Even by the best possible use of the computer analogy, the brain is entirely hardware, ever changing hardware. There is no magic in the brain, it is nothing other than physiology, a network of cells with individual properties, arranged in a particular way. There are changes that occur within the cells, there are changes in the way cells are connected. That is it. There are many different types of structures in the brain, and we actually know very little about which types of changes occur over the course of different types of experiences. But one thing is sure: If we are holding environment constant, and we hold the rest of the body constant, then short-term changes in mind and behavior result from structural changes in the brain and long-term changes in mind and behavior result from structural changes in the brain. That is it.

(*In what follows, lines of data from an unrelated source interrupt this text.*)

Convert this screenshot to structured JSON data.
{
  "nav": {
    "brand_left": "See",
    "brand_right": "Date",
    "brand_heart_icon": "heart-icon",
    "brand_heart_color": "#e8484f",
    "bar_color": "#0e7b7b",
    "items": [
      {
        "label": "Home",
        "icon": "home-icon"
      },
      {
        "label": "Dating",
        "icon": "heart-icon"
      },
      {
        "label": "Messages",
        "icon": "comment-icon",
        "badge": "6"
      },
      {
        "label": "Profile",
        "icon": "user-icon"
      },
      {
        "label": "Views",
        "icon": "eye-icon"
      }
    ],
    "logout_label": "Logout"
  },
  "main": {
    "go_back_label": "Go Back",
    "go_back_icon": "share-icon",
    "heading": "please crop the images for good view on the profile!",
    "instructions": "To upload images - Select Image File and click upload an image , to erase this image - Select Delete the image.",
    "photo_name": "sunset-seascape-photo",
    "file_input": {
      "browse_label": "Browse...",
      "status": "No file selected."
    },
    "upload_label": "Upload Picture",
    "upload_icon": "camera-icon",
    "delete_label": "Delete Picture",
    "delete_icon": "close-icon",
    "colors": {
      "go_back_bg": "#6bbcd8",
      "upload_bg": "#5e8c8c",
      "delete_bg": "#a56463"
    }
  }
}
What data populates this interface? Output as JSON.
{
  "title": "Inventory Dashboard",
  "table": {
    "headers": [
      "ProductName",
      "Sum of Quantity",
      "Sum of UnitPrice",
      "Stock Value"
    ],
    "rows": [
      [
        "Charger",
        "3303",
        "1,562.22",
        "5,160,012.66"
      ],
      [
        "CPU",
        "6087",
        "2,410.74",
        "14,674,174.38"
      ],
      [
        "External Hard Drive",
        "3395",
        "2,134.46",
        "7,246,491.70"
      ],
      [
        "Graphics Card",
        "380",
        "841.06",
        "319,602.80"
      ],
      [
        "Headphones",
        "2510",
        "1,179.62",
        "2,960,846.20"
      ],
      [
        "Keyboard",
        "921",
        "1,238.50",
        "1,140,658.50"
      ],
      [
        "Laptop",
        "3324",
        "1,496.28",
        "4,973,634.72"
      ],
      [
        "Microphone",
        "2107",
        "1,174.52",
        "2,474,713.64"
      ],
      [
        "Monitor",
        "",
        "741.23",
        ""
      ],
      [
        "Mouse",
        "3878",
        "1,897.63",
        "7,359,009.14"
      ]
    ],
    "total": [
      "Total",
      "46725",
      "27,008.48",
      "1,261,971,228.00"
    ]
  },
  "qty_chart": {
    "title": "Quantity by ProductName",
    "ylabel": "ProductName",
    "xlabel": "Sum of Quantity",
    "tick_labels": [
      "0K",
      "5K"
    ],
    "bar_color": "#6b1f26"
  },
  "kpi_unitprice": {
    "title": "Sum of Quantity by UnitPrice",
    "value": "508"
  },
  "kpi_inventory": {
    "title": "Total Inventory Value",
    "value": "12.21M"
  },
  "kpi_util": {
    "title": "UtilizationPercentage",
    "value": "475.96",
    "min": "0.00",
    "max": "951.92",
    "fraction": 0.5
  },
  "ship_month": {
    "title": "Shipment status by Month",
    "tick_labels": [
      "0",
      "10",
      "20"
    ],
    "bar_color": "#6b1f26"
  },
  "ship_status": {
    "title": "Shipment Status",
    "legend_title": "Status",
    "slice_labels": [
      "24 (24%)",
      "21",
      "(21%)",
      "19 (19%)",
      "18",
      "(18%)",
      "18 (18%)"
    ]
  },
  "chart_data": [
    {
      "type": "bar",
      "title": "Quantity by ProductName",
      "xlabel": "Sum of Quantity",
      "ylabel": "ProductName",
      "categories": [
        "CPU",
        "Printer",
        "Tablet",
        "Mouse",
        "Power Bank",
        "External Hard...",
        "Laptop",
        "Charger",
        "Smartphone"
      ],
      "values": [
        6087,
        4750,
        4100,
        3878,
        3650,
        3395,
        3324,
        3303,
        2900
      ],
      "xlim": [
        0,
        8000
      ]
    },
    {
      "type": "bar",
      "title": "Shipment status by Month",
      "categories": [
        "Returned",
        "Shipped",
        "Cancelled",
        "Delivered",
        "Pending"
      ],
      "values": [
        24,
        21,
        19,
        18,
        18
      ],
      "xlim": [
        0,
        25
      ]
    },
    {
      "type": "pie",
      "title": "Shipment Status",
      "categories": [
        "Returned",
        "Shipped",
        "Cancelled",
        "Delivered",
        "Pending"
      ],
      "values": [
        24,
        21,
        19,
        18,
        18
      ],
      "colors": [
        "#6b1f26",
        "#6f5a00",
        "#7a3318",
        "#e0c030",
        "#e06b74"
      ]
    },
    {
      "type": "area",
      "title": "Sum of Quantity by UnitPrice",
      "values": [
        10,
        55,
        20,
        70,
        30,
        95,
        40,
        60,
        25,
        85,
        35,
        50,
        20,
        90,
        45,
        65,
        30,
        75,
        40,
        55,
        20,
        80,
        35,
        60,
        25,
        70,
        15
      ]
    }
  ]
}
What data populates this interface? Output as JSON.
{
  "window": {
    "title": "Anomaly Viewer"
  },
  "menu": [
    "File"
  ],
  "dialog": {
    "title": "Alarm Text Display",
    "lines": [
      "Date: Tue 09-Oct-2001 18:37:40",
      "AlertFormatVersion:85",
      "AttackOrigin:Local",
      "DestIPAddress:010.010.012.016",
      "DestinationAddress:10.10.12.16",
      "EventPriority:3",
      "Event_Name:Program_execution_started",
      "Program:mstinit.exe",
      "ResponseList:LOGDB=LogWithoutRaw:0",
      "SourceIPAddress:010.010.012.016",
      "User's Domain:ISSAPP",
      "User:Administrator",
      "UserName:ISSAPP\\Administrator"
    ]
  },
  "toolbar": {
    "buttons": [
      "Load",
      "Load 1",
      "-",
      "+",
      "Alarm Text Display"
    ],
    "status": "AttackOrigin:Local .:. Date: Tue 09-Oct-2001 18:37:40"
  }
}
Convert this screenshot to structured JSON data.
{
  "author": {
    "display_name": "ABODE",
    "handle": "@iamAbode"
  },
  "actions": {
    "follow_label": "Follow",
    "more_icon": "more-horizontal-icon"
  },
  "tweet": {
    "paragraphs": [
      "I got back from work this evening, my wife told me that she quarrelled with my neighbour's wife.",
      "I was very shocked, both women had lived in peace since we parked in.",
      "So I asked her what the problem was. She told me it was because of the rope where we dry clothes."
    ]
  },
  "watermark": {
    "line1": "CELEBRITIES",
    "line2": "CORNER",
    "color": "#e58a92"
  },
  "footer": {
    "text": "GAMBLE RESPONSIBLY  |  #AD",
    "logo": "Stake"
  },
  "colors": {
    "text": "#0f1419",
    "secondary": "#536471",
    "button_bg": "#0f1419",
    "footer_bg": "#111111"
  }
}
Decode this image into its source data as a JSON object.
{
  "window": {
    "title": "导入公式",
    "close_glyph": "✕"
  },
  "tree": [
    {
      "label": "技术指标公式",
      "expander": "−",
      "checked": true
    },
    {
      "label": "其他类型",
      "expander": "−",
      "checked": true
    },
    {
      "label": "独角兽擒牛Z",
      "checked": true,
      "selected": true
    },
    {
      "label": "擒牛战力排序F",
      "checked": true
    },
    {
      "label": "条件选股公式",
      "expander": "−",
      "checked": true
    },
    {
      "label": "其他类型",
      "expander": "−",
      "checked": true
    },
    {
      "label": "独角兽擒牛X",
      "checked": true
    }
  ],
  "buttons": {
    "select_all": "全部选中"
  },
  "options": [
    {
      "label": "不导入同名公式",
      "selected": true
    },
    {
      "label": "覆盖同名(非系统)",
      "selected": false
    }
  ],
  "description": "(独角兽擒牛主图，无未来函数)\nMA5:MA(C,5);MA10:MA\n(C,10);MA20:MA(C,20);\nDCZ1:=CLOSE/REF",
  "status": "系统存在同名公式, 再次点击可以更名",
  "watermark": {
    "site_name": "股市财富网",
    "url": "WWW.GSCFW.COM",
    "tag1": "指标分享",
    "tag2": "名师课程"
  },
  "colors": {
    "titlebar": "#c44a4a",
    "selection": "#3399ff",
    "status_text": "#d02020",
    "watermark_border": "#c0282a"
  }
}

While selective brain damage does create selective impairment, any super healing ability should either return the brain back to a pre-learning state, or return it back to pre-injury function. Anything inbetween is just weird dualism. That is, I'm fine with the idea that a few bullets to the brain wipe Wolverine's memories, but then they should also wipe his ability to read, speak, walk, intellectualize a situation, etc. I'm also fine with the idea that Wolverine can have his brain liquified and then regain the ability to read, speak, and walk, but then he should also regain the memories. Whatever the processes are that occur when a person recalls events of the past, they are not fundamentally different, on a physiological level, than the processes that occur during any of these other activities. There is no meaningful distinction to be made between remembering how to walk and being able to walk. Similarly, there is no meaningful distinction to be made between remembering your friend, and doing all the things you used to do in the presence of your friend (the things you do including calling him by his name, greeting him in a particular way, reminiscing, etc.).
To end by stealing a theme from Stephen Colbert: The movie writers get a 'tip of the hat' for coming up with a clever way of dealing with their memory-loss problem, the movie going public gets a 'wag of the finger' for not being at least a little bothered by it.